This later series and its star are generally acknowledged to have little in common with the old one.

IR$

IR$ is a Belgian comics series written by Stephen Desberg and illustrated by Bernard Vrancken, both born in Brussels, and published by Le Lombard in French and Cinebook in English.

Larry B. Max is one of the best specialists in a special department of the Internal Revenue Service (IRS), an American tax collection agency. Reading the circuits of money escape and money laundering like no one, Larry has all the necessary I.T. resources to dismantle the connections between the very rich and the organized crime. A common thread is the ambiguous relationship between the hero and Gloria, a sex phone operator.

A first spin-off series began in 2009, IR$ All Watcher, is based on some secondary characters encountered in the mother series. The complete series consists of seven volumes, describing an investigation into an entity that intetionally makes huge sums of money disapear, like a "financial black hole".

A second spin-off series began in 2013, it is entitled IR$ Team, and relates corruption into soccer world.

Le Chat

Le Chat (The Cat in French) is a comic strip created by the Belgian cartoonist Philippe Geluck.
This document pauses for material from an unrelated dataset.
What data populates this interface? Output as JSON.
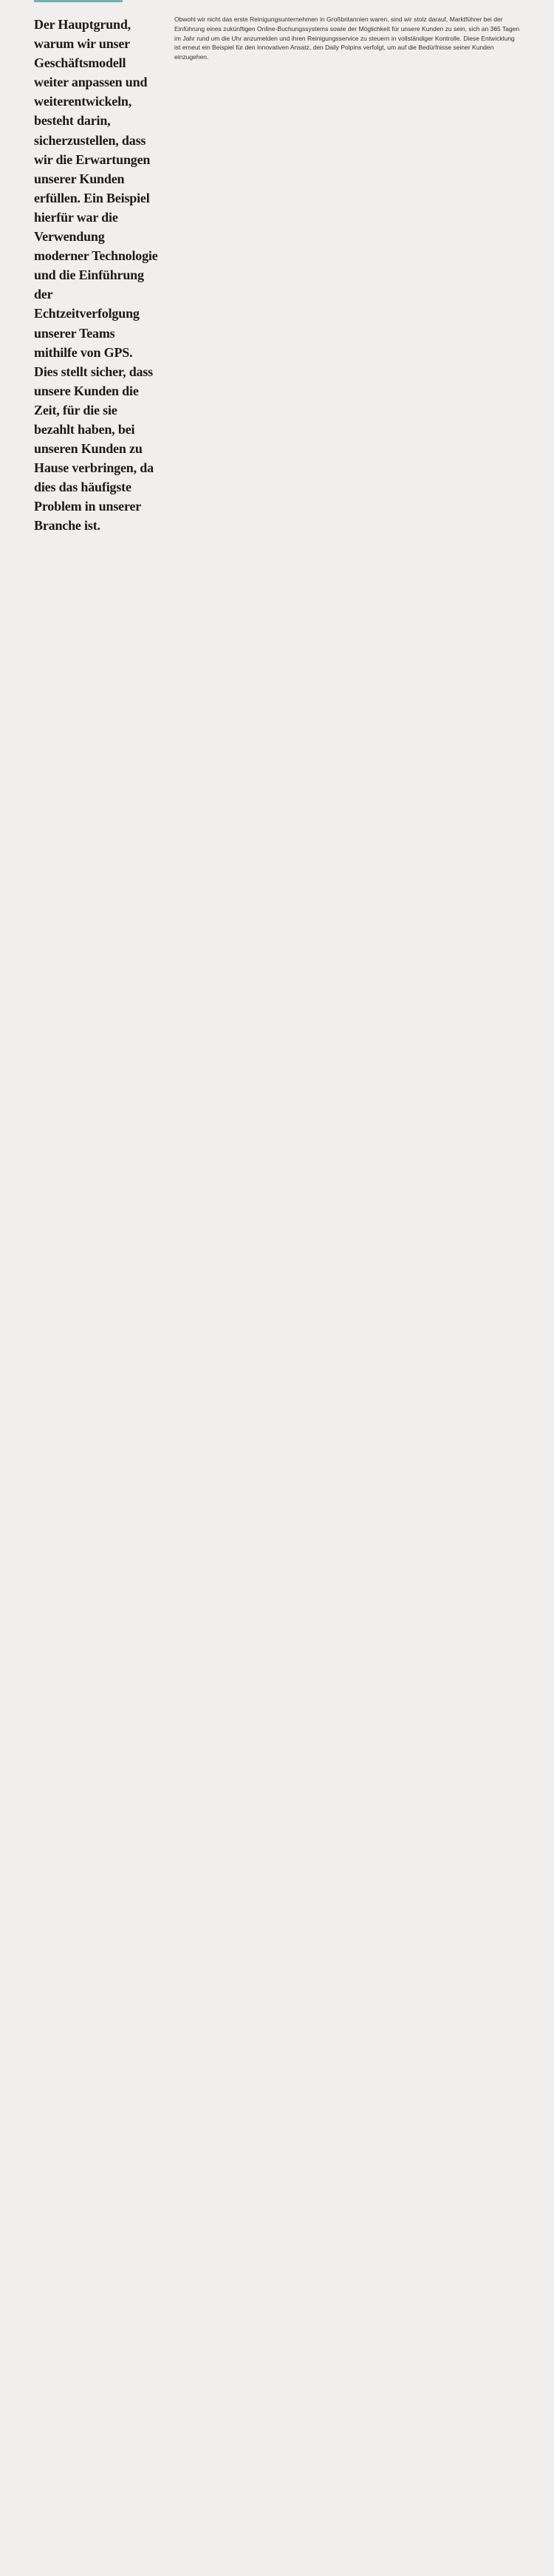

It is one of the best-selling Belgian comics series. The title character, an adult, human-sized, anthropmorphic cat, first appeared in March 1983, at the his son was born.

The anti-hero is a gray cat with pointed ears, big nose and a mouth usually indistinguishable. By anthropomorphism, the cat stands, is dressed as a man, has a typical human behavior (he goes to bistro, drives a car ...) and speaks directly to the reader.

Le Chat often comes up with elaborate reasonings which lead to hilariously absurd conclusions e.g. by taking metaphors literally or by adding increasingly unlikely what-ifs to ordinary situations.

It appeared weekly in Victor, a supplement of Belgian newspaper Le Soir. In 2003, for Le Chat 20th anniversary, Le Soir allowed Philippe Geluck to illustrate that day's entire newspaper. Le Chat s'expose, an exhibition about Le Chat and its creator, was first held at the Autoworld Motor Museum in Brussels in 2004, and has since toured Europe.